Saturday, December 29, 2007
My first reaction to Michael's call for higher taxes on beer and wine was to knock off a witty post to the effect that my good and Catholic friend Michael had been kidnapped by aliens from the Planet Puritron, from the galaxy of Prohibitia, and is now part of a plot to use the resources of Catholic Social Thought to advance decidedly non-Catholic (i.e., tee-totalling) aims.
But I decided against that. More seriously, folks . . .
I agree with Michael that, as a rule, it seems the costs (broadly understood) of behavior should fall on those who engage in the behavior. Of course, we'd also want to ask whether the benefits of the behavior in question are similarly internalized; if someone is dispensing benefits (for which she is not being compensated) through her behavior, she might have a decent argument against bearing the full costs of that behavior. This might be a relevant distinction between tobacco -- which benefits no one besides the immediate user -- and alcohol, which does. (I take it that sociability, conviviality, and well run dinner-parties are good things. Second-hand smoke is not.)

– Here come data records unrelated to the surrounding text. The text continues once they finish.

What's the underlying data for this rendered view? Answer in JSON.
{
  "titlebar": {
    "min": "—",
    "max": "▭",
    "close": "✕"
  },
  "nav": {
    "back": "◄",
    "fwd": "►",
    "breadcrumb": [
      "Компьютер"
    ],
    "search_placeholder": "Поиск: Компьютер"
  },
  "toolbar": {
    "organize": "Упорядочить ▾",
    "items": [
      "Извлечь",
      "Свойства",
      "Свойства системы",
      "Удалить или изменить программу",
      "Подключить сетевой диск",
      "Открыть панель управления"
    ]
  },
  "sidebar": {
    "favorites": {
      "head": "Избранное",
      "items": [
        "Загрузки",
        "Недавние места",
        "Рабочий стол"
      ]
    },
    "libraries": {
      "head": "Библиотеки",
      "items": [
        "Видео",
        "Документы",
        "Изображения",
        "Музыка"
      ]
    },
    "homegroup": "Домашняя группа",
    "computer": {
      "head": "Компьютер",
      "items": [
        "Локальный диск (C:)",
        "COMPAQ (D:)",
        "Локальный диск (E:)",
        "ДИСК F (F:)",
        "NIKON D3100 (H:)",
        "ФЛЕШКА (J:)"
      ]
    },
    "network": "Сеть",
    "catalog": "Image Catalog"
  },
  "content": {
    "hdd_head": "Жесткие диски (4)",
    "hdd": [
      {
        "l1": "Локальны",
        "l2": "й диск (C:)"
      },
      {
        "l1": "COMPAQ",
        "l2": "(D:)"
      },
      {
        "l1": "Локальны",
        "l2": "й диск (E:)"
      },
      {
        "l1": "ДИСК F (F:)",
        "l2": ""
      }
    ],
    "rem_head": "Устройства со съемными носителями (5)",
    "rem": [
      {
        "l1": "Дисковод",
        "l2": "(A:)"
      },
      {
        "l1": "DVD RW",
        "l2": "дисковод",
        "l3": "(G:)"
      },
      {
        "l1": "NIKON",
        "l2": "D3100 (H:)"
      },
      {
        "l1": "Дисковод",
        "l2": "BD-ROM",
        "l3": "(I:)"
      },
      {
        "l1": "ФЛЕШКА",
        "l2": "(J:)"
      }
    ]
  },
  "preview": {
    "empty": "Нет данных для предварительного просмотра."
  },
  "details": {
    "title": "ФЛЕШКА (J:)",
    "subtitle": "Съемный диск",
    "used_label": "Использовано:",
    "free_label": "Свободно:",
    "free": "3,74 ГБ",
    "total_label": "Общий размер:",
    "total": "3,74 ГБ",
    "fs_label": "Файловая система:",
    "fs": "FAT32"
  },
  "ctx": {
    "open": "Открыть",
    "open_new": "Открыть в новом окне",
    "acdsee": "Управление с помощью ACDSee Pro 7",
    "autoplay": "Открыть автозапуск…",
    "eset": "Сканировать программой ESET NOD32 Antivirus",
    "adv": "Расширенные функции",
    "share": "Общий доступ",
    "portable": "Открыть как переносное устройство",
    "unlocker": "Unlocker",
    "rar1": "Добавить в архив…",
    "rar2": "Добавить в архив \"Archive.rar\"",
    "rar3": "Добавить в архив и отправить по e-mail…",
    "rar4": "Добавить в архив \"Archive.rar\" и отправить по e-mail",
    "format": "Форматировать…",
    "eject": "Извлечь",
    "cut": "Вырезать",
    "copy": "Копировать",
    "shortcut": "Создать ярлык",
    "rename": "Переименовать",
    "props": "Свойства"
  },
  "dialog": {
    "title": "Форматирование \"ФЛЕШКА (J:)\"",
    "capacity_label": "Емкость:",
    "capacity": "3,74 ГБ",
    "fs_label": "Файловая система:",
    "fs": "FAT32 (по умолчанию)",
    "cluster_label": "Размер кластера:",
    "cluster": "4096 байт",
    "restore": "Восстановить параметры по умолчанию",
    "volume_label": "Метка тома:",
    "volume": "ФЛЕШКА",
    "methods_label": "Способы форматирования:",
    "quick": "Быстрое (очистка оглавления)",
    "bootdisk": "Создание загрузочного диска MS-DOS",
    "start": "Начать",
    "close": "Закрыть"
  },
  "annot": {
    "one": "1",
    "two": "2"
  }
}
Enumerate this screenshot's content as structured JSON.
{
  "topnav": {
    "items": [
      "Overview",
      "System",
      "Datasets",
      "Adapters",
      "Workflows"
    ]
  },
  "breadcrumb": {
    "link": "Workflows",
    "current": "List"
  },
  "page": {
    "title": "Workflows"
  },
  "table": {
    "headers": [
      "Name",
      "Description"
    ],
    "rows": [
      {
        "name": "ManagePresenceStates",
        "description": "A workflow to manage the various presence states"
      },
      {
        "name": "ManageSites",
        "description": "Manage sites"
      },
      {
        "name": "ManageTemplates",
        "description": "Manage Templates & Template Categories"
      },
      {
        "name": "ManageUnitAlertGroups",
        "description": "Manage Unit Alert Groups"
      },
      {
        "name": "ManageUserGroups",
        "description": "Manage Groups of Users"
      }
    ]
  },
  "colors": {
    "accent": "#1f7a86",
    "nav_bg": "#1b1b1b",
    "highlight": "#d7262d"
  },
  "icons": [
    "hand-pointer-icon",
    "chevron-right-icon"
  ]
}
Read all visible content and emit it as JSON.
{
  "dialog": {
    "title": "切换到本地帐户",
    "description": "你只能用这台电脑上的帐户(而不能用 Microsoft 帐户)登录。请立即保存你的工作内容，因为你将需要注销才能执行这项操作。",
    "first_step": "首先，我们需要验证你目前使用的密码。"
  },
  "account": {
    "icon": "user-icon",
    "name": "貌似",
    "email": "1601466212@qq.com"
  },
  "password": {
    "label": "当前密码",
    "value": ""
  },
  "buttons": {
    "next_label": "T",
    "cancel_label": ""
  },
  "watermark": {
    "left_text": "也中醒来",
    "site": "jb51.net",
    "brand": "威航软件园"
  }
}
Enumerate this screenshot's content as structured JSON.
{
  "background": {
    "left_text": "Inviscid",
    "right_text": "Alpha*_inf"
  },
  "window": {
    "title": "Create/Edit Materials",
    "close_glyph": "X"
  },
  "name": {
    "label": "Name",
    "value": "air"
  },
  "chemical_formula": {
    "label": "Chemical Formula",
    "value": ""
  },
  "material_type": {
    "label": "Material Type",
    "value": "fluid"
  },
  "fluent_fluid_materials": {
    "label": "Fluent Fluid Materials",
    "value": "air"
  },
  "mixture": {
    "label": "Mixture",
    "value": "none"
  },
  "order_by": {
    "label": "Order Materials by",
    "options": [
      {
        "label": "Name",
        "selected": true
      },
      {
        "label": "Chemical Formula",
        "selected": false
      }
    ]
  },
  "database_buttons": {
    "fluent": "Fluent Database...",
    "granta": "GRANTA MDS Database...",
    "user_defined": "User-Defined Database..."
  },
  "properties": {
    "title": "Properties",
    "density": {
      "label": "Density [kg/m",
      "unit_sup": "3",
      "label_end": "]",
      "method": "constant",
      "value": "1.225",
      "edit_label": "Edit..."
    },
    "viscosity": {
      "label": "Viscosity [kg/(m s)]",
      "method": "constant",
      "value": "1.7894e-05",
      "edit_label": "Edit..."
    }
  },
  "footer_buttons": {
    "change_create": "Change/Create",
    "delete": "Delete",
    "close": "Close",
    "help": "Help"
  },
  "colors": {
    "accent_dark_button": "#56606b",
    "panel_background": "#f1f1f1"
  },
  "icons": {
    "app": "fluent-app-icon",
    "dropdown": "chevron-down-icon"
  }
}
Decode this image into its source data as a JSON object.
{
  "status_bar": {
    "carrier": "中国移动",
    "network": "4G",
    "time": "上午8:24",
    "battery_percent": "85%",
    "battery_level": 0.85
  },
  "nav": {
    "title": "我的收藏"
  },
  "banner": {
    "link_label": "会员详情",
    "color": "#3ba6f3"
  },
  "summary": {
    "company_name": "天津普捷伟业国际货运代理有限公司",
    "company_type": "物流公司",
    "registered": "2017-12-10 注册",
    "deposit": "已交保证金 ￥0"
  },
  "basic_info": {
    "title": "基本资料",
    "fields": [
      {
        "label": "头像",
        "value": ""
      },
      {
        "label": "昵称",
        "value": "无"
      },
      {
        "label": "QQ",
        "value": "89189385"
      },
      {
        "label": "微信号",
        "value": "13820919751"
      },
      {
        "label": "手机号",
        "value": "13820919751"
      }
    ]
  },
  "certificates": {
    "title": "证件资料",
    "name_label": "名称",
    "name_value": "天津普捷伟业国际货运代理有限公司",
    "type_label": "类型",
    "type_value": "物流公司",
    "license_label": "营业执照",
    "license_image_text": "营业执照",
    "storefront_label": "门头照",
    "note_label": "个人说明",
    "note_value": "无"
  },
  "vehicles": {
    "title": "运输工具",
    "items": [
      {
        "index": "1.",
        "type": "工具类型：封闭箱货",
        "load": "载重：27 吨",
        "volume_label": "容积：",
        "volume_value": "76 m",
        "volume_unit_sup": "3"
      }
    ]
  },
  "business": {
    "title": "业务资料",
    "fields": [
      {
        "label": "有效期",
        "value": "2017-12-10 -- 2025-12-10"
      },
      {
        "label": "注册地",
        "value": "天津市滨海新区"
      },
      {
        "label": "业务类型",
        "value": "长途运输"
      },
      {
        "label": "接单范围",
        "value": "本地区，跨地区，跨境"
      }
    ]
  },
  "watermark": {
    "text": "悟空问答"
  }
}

Beyond that -- and I'll defer to tax-policy jocks on this one -- it is my understanding that many tax-experts question the wisdom and utility of using targeted taxes -- as opposed to other means -- to raise the costs of particular behaviors, in the hopes of changing those behaviors. But -- to be clear -- I don't know enough about the issue to make me confident that using targeted taxes in this way is, generally, unwise.